The Network Time Protocol (NTP) is widely used to synchronize
computer clocks in the Internet. This document describes NTP version
4 (NTPv4), which is backwards compatible with NTP version 3 (NTPv3),
described in RFC 1305, as well as previous versions of the protocol.
NTPv4 includes a modified protocol header to accommodate the Internet
Protocol version 6 address family. NTPv4 includes fundamental
improvements in the mitigation and discipline algorithms that extend
the potential accuracy to the tens of microseconds with modern
workstations and fast LANs. It includes a dynamic server discovery
scheme, so that in many cases, specific server configuration is not
required. It corrects certain errors in the NTPv3 design and
implementation and includes an optional extension mechanism.
NTP, or network time protocol is a necessity for a management network.

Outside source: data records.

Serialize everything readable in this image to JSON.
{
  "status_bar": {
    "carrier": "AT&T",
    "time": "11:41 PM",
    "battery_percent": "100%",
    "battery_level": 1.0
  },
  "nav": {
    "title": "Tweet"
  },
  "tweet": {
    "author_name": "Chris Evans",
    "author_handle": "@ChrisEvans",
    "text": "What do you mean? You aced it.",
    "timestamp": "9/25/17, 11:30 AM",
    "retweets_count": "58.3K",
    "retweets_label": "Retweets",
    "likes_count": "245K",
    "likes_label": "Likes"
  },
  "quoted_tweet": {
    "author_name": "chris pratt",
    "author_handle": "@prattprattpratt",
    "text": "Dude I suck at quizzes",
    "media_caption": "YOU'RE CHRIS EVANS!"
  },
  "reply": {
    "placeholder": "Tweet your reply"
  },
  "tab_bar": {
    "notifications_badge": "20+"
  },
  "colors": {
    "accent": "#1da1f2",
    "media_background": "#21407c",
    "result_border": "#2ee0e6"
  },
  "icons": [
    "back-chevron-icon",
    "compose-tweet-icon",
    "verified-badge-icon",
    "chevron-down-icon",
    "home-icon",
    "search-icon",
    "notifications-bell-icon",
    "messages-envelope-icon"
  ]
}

This is not only for accuracy in time from the user perspective, but also for event correlation and authentication mechanisms. Certain authentication mechanisms, such as Kerberos, rely heavily on time synchronization. It is also difficult to correlate events, operational or security related, without time synchronization across the enterprise. NTP V4 is the most recent implementation of the protocol and integrates with IPV6 and also provides some fixes based on issues with NTP V3.
Network time is critical on an enterprise network to ensure the integrity of the network. Many facets of the integrity of the network are affected when time is not properly synchronized. For example, audit logs become unreliable and there is no way to properly account for actions taken on the network. This could cause a loss to a organization with no way to determine who or what caused the loss and thereby make it impossible to take the appropriate administrative actions to prevent a future occurrence. The NTP protocol can be used in this case to ensure that an accurate time stamp is placed in the logging system to point to the user and change that made caused the issue.
Implementation of NTP within a management network is relatively simple. There are hardware clocks available on the market that will sync with GPS (global positions system) and provide reliable time for the network. NTP servers are also included in most Linux distributions for organizations who are willing to include open source options in their management network. For commercial use, this might simply require the purchase of an enterprise license for Linux. In some cases, a purchase might not be necessary at all, outside of the normal hardware procurement for a server.
In many cases, such as it is with Kerberos, security is based around time. Whether it be the need to place a small window on the validity of a ticket or the need to control access based on time of day, it is important for your systems to be on a synchronized time source. It is also crucial, in the case of a logging infrastructure, to ensure that your systems are in the same time zone. Time zone conversion can be done on a receiving system, but it is preferable not to manipulate the original logs received as this can bring into question the integrity of the logs themselves. Having worked in a military environment for over 10 years, I have found that one of the best ways to manage time is to use GMT/UTC and synchronize all systems in the network with one or more stratum 1 time clocks.
For the purposes of NTP, a primary NTP server is considered stratum 1. A server who gets its time from a stratum 1 server is considered stratum 2. As stratums increase, there is naturally a drift in time that occurs. While NTP clients on operating systems are configured to allow for a small amount of drift, I would recommend two best practices. First all systems within the enterprise should be receiving time from the same stratum level. Second, I would suggest that the primary (stratum 1) time server in your environment be a hardware clock and not sync with an outside time source as this would actually make it a stratum 2 time source.
If you have additional comments related to time service on a management network or other advice you would like to share with our readers, please do so in the comments below. As always, I appreciate your constructive criticism as I intend to use this blog to provide my personal experience and also as a means to gain more experience from our readers.